Tesla Motors Inc (TSLA) is Wall Street’s favorite momentum stock. TSLA stock is up 75% year-to-date, 85% in the past 12 months … and if you think that’s impressive, Tesla stock is up a staggering 780% in the past two years!
But as with any momentum trade, TSLA stock has plenty of detractors who are worried about valuation. After all, a pullback is bound to happen eventually for Tesla stock … so the question isn’t if the crash will come, but merely when.
Well, I won’t moralize over the phenomenon of momentum fad stocks like Tesla. I also won’t pretend to know where TSLA and Elon Musk will be in two or three years.
All I know is that right now, TSLA stock has a brisk tailwind, and swing traders can use that to their benefit.
Here’s why I think Tesla is a buy at current levels — at least for the short term:
TSLA Cash and Assets: One thing that doesn’t get enough attention is that Tesla boasts cash and equivalents of about $2.7 billion as of the end of June and about $5 billion in total assets.
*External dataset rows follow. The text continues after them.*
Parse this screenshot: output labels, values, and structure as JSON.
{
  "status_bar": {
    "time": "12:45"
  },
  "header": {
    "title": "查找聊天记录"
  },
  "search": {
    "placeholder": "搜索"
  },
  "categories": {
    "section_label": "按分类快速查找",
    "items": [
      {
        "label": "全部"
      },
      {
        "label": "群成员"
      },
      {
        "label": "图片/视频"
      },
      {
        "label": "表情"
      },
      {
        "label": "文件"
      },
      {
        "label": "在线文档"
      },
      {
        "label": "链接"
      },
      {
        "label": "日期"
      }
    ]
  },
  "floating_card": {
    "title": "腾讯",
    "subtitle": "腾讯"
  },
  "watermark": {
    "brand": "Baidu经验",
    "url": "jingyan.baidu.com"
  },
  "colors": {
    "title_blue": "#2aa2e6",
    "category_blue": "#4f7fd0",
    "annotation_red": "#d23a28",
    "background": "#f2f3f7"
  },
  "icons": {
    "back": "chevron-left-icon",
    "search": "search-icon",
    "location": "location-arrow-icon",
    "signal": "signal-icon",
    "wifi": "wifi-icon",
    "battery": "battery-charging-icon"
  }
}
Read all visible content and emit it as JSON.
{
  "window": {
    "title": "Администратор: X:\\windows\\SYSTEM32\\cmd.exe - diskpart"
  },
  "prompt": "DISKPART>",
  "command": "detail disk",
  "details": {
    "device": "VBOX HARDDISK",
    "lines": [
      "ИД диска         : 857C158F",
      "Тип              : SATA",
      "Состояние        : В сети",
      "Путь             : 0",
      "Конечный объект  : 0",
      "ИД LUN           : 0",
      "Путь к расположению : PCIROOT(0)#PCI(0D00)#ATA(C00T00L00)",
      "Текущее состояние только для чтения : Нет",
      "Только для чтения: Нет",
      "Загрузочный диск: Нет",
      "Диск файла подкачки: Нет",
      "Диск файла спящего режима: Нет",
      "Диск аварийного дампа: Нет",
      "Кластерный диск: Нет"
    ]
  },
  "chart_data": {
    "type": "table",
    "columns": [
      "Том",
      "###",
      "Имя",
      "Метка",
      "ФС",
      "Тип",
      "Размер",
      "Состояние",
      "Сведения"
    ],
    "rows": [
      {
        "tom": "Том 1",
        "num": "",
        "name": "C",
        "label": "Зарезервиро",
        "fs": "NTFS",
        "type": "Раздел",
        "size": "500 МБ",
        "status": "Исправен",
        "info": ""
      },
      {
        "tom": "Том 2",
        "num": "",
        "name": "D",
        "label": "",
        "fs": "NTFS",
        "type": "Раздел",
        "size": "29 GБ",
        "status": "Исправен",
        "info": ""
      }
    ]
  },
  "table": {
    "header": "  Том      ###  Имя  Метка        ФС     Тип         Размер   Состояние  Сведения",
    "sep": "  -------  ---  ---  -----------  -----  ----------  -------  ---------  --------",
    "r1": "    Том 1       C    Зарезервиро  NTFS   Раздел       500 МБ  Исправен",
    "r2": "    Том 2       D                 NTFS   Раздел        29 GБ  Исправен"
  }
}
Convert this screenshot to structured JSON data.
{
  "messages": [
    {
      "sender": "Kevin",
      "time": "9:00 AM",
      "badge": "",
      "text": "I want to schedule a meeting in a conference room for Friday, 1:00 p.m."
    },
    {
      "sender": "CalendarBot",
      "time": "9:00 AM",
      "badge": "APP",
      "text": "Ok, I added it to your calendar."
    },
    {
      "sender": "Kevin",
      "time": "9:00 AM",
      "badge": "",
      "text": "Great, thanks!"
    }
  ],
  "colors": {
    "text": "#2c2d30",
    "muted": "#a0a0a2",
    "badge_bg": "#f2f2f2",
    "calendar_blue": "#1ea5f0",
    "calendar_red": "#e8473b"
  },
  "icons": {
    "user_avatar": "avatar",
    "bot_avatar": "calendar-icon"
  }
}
Sure, the company is roughly running at breakeven, but it has quite a stable balance sheet.
Tesla Isn’t an “Automaker”: Yes, TSLA stock is valued very highly based on a relatively small number of vehicle sales. But let’s not start throwing around notions of how General Motors (GM) and Ford (F) move literally more than 100 times the total vehicles but are valued at only twice Tesla by market cap. These companies are not true peers, and anyone who looks at the way TSLA manufacturers and sells its cars would know that.
Gigafactory: One prime example of that different mentality is the Gigafactory, which in partnership with Panasonic (PCRFY) will produce up to 500,000 lithium-ion batteries by 2020 — allowing for expanded production as well as better margins.
Wall Street Loves Growth: And by the way, before we start complaining about the fact that TSLA stock is valued at 80 times projected 2015 earnings, let’s remember this is a high-growth tech stock, and hardly the first of its kind to have that kind of valuation. Besides, frickin’ Chipotle (CMG) — a low-tech restaurant peddling tortillas and beans — is valued at a forward P/E of 40 right now. Why? Well, because there simply aren’t many companies out there that can grow earnings that dramatically and consistently … and investors are willing to pay a premium for that growth.
Shorts Can’t Win: As of the last quarter, wunderkind CEO Elon Musk owned 26.7% of outstanding Tesla common stock … and Musk has said that he will basically will never sell his stock. And hopelessly outgunned, the shorts have given up on Tesla — with short interest dropping from a peak of about 31.6 million shares to start the year to just 24.1 million currently after painful squeezes have punished traders.
Tesla Earnings: The icing on the cake is that Tesla earnings were quite strong, as sales beat estimates and the company delivered 17% more Tesla Model S sedans than in the last quarter, proving production is indeed ramping. Furthermore, the company also reported “customer deposits” of $228 million last quarter! There’s no way of knowing the precise breakdown of how much has been plunked down and on which models, but some math puts this order backlog at more than six months of production simply to deliver TSLA vehicles already ordered by eager customers!
It all adds up, to me, to another 60-day uptrend for Tesla as we continue to see favorable news about production capacity and targets.
We can debate how Elon Musk and Tesla will adapt and change strategies as this electric vehicle giant grows. But I remain convinced the short-term trend is soundly higher, and feel like buying Tesla at $260 and riding to $300 by Halloween is a no-brainer.
Where it will be after that is anyone’s guess … but with a momentum stock like Tesla, the important thing to do is swing trade this fad investment to profits, then figure out the next step in a few months.
Jeff Reeves is the editor of InvestorPlace.com and the author of The Frugal Investor’s Guide to Finding Great Stocks. As of this writing, he did not hold a position in any of the aforementioned securities. Write him at email@example.com or follow him on Twitter via @JeffReevesIP.